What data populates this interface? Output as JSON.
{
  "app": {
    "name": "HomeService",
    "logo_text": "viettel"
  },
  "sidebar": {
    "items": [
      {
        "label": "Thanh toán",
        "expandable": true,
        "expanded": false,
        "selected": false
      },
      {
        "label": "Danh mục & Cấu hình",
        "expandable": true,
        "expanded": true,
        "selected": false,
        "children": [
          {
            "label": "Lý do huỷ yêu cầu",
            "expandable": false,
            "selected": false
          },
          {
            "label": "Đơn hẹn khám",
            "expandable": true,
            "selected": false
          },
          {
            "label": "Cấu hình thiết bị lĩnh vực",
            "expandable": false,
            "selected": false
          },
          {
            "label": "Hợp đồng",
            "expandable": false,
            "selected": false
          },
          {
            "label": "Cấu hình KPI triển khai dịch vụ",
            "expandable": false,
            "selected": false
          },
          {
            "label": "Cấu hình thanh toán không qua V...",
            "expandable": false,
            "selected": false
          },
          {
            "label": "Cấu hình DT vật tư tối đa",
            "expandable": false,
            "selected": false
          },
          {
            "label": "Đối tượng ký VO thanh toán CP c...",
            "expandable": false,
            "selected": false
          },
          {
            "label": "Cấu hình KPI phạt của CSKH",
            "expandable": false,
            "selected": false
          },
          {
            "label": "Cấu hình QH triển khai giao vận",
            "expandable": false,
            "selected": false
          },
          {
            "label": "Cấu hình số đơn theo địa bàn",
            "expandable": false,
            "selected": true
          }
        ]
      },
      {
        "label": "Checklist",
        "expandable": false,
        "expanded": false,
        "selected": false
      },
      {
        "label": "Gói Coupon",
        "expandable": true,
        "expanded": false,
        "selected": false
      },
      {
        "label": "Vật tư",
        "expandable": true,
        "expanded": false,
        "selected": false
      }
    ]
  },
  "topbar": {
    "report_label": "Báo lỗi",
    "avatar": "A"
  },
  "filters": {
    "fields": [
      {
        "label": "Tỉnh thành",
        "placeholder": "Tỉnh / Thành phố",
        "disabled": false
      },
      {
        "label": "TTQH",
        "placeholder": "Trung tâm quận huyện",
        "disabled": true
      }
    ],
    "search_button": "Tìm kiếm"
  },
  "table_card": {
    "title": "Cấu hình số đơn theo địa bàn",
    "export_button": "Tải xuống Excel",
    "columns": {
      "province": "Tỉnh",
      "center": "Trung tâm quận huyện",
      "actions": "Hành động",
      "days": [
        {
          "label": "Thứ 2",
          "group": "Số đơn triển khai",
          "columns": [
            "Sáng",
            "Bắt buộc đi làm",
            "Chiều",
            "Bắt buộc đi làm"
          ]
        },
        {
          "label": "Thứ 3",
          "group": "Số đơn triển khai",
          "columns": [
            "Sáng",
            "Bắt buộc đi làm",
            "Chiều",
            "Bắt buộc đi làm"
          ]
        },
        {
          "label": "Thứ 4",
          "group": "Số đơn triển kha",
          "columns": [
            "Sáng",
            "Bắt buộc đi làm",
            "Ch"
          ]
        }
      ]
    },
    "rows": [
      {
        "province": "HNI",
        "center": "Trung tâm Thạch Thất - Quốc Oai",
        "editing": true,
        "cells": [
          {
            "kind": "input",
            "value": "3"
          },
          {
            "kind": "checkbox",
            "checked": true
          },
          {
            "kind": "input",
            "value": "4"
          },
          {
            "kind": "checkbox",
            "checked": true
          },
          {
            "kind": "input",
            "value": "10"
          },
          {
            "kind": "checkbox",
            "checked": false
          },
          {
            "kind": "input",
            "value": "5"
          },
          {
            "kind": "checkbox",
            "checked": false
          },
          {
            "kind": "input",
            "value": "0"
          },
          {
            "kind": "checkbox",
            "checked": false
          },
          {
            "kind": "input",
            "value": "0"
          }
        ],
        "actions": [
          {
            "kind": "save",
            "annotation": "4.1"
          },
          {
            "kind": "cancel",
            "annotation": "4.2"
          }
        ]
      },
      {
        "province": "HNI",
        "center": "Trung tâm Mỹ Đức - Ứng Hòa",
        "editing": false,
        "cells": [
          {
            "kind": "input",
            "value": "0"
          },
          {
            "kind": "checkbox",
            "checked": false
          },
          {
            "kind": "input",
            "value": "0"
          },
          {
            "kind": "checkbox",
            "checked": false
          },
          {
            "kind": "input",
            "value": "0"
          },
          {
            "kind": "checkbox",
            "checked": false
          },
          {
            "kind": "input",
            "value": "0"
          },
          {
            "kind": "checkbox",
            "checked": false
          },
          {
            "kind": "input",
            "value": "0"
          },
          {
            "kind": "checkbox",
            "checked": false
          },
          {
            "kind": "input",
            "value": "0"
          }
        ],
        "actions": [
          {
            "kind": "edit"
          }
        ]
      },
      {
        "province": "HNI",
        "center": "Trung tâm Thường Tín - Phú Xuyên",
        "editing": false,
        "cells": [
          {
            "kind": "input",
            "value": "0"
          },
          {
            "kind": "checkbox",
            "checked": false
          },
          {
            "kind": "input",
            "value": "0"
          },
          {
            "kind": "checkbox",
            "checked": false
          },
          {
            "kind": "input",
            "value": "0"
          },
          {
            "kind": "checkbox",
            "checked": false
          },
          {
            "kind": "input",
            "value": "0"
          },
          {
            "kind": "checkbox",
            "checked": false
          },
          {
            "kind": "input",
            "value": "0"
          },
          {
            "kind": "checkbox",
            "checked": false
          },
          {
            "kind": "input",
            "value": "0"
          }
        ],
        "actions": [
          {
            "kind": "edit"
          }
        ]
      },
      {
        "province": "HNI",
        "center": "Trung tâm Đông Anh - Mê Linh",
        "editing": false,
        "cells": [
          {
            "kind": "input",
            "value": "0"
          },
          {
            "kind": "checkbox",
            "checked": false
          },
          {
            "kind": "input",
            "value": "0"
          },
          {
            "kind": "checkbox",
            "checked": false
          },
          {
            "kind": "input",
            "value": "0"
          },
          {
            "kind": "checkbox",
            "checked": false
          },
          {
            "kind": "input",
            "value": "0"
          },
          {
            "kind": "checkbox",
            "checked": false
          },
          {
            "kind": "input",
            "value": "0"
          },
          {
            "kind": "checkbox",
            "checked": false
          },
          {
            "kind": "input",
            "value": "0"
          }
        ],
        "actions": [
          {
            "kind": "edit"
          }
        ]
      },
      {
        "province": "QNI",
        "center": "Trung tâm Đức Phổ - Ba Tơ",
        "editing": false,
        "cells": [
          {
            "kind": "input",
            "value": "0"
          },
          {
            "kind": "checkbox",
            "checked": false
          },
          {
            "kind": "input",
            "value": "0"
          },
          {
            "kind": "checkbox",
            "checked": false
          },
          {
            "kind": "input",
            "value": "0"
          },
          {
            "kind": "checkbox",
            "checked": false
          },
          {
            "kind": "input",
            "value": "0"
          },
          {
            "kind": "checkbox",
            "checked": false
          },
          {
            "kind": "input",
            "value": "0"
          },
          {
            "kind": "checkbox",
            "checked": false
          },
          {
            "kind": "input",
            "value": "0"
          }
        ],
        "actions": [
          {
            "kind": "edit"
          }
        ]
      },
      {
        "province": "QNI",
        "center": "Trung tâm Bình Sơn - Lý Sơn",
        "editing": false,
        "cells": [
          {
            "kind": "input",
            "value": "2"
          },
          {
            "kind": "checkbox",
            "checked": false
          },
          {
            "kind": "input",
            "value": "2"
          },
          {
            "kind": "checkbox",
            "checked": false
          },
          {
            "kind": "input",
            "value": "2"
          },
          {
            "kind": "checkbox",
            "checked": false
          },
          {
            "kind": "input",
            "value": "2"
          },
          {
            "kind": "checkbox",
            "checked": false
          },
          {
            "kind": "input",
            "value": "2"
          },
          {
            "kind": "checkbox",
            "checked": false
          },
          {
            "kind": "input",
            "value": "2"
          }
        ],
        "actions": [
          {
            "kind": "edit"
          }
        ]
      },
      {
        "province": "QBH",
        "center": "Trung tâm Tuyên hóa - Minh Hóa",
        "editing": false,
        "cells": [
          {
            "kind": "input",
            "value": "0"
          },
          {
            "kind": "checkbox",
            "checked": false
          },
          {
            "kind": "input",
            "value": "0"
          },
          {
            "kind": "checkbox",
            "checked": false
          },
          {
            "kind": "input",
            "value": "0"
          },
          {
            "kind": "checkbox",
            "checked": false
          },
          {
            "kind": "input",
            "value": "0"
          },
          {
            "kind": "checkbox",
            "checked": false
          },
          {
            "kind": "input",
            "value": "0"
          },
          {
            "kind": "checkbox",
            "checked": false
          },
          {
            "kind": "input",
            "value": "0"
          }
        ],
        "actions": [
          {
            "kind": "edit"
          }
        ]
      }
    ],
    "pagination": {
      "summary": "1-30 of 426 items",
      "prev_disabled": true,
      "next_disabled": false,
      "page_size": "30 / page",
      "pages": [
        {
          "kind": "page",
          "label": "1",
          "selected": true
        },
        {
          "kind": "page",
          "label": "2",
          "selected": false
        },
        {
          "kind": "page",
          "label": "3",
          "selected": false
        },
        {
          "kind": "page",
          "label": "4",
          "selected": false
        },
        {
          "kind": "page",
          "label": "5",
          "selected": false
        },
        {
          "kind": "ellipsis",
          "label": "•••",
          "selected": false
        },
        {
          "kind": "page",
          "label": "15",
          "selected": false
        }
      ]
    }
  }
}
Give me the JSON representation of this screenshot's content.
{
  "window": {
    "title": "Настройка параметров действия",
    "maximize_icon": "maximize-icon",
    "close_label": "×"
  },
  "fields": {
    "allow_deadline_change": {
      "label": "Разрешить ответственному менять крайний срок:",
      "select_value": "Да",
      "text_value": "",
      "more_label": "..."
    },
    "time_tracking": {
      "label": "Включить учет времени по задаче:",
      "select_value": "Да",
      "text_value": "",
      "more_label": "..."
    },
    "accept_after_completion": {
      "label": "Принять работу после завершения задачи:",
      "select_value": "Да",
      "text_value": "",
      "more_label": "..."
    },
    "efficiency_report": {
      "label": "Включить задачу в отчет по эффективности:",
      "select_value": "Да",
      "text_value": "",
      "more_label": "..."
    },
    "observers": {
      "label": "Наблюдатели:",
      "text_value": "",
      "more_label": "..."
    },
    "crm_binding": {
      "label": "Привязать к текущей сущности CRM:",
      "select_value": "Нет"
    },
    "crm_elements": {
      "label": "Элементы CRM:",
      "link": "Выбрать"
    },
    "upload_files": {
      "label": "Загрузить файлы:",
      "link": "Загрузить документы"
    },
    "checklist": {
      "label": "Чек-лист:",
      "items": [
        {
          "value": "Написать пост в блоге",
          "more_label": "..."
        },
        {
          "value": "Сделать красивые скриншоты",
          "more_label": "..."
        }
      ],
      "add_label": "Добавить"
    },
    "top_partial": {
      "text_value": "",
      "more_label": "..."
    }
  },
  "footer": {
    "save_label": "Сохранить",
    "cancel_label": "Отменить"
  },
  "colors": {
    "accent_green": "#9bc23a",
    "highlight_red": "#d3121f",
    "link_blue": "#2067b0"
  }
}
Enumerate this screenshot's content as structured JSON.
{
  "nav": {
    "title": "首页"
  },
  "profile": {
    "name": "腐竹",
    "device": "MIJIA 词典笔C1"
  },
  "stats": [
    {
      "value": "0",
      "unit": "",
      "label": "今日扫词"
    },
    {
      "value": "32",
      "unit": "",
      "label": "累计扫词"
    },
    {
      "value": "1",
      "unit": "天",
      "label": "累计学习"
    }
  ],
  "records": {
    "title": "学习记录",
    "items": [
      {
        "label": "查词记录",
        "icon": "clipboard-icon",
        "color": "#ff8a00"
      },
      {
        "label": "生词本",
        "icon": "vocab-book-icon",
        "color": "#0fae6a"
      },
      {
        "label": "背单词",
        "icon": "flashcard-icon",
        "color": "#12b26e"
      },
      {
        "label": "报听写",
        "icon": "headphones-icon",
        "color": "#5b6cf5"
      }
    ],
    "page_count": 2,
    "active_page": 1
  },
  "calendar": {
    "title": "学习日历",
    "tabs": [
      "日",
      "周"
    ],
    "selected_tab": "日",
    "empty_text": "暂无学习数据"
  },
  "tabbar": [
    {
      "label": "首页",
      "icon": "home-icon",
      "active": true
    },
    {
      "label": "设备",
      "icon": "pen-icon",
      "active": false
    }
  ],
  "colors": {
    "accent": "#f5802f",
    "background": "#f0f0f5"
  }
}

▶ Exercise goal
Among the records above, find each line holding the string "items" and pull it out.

▶ Expected output
    "items": [
      "summary": "1-30 of 426 items",
      "items": [
    "items": [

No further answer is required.